Too often, we say, "Well, Sally, you should've have called your brother a name. That's why he hit you!"

Instead, have a conversation about how hitting is ONLY to be used when you need to protect your body from someone who is trying to harm you. Hurt feelings DO hurt, but you still do not have a right to hit or touch somebody's body to hurt them.


This seems like a minor nuance, but it can mean everything when your child is the one who accepts the blame for being hurt — when, in reality, nobody is to blame for someone else targeting and exploiting them. Our girls need to be empowered to believe this and act on behalf of their own safety, when possible.

So stop teaching your kids to be polite to everyone. Not everyone deserves it. Help empower them to say "no," ask for help, and speak up for themselves. 

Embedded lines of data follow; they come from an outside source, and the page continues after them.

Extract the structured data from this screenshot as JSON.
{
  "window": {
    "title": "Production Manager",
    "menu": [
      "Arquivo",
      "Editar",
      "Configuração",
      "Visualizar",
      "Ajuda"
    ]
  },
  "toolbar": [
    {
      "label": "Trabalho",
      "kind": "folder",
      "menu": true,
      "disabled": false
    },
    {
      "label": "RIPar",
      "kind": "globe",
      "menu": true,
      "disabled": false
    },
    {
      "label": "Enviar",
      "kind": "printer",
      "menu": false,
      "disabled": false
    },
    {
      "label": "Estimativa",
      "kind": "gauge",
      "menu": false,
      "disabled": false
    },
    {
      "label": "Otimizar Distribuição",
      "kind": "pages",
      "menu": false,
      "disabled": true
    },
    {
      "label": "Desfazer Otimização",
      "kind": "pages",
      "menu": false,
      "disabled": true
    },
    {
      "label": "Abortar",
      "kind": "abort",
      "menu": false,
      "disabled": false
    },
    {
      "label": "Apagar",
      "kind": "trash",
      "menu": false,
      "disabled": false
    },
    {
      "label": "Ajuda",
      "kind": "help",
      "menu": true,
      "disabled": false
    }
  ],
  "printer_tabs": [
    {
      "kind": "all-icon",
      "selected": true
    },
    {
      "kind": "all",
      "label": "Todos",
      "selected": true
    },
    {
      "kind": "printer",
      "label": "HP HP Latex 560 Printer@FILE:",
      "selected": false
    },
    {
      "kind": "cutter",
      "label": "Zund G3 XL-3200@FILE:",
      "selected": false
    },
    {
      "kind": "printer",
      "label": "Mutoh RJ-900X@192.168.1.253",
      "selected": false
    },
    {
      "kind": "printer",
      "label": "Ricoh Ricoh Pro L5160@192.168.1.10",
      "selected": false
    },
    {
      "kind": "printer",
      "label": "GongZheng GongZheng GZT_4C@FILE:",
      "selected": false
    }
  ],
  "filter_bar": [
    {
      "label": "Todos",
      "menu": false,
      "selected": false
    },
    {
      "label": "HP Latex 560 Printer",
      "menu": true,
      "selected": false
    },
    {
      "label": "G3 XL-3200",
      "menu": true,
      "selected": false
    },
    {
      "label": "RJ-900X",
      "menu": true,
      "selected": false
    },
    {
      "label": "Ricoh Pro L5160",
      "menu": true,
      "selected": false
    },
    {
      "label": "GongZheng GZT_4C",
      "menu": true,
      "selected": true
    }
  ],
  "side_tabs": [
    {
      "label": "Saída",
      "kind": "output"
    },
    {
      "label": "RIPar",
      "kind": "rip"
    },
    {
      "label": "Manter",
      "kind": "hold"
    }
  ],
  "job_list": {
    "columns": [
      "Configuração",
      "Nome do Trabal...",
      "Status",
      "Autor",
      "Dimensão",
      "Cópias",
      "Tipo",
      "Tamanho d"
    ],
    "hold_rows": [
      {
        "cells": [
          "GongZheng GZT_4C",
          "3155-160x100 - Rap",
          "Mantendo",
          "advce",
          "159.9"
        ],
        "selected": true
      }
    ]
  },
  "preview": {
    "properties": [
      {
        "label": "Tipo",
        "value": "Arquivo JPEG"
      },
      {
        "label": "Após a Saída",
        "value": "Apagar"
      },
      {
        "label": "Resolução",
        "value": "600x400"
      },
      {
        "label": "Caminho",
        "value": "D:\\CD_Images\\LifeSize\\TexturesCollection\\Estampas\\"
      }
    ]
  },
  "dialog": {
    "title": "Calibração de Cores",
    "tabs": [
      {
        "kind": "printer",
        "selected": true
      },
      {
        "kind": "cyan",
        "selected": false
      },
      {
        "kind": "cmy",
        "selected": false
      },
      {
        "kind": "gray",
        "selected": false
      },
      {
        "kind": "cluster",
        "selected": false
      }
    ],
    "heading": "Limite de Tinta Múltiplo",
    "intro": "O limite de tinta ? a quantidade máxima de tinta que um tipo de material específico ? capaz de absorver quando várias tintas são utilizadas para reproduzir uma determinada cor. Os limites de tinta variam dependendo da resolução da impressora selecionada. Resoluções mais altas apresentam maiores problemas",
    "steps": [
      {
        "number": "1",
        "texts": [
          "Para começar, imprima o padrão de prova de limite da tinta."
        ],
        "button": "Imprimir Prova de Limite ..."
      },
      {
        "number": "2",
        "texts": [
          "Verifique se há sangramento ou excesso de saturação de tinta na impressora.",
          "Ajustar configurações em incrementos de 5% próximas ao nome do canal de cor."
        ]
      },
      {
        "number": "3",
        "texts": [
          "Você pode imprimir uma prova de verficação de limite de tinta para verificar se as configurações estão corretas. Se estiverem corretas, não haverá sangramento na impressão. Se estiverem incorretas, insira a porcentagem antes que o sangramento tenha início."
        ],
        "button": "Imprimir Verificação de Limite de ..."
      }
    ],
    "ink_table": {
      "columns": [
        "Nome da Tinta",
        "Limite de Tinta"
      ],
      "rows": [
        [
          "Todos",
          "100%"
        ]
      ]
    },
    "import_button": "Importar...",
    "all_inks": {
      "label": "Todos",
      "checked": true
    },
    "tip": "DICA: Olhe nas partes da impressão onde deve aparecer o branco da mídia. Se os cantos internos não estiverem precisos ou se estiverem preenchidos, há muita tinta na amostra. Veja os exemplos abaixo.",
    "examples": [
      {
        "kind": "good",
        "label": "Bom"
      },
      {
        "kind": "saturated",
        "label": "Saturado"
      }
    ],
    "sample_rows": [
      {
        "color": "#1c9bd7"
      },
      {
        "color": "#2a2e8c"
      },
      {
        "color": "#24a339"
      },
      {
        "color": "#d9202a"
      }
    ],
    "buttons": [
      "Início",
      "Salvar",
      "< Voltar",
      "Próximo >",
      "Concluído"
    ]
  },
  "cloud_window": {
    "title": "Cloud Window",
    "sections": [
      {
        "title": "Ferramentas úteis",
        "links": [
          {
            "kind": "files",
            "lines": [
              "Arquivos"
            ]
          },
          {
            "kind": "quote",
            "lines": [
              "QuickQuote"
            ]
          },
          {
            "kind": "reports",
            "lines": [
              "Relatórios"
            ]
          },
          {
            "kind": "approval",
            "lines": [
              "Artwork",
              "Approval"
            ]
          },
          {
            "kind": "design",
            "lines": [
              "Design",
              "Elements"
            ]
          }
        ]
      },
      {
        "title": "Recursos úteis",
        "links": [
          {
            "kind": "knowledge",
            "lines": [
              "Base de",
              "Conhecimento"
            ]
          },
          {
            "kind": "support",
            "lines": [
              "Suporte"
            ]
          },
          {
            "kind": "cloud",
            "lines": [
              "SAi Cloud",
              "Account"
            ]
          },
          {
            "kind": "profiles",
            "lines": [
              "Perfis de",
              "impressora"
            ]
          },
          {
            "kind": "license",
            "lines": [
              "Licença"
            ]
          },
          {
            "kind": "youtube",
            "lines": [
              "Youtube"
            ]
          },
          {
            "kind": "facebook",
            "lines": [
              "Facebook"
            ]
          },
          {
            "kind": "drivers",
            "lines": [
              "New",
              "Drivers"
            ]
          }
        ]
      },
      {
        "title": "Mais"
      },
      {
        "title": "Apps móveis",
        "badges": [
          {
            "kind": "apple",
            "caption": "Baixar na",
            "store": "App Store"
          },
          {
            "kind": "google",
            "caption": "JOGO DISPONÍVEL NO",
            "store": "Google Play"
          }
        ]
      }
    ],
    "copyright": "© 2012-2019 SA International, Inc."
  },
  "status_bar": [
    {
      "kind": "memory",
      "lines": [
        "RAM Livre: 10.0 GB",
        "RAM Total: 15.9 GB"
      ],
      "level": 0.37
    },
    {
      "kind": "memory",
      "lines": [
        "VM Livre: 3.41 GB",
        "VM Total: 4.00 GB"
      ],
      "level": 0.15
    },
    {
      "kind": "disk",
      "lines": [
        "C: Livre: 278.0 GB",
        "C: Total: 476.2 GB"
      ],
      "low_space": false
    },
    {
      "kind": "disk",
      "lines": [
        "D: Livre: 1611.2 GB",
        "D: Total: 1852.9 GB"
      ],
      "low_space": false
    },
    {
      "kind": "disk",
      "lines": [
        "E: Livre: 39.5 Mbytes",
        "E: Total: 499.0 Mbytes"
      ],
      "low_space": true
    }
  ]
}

T-Ann Pierce goes even further, explaining, "In an emergency situation, personal safety must be our gut response, not manners. We must instill a mindset of personal safety over manners. We must give our girls permission to listen to their gut."


All kids deserve to feel safe, and they should also learn to be kind.

But as Pierce says, "Politeness as a habit is a dangerous behavior."

The wonderful thing about this story is learning that Taylor Swift has a powerful source of support in her mother. She went straight to her mom and told her what happened, and found love and even help. Mueller was kicked out of the arena because her mom helped her raise her voice. 

If these allegations against Mueller are correct (and I have no reason to doubt that they are), then Taylor did NOT do the wrong thing by staying silent until she saw her mom. There is no WRONG reaction to someone else choosing to hurt or exploit you. 


Hindsight is 20/20, but the best thing we can all do now is to learn from Andrea Swift's words in court and teach our kids that they NEVER have to be polite to someone who has chosen to hurt or exploit them.

Joanna Schroeder is a feminist writer and media critic whose writing has appeared on sites like Time, Redbook, Cosmopolitan, BuzzFeed, Babble, Everyday Feminism, and more. She serves as Senior Editor, Experts Division, at YourTango. Follow Joanna Schroeder on Twitter.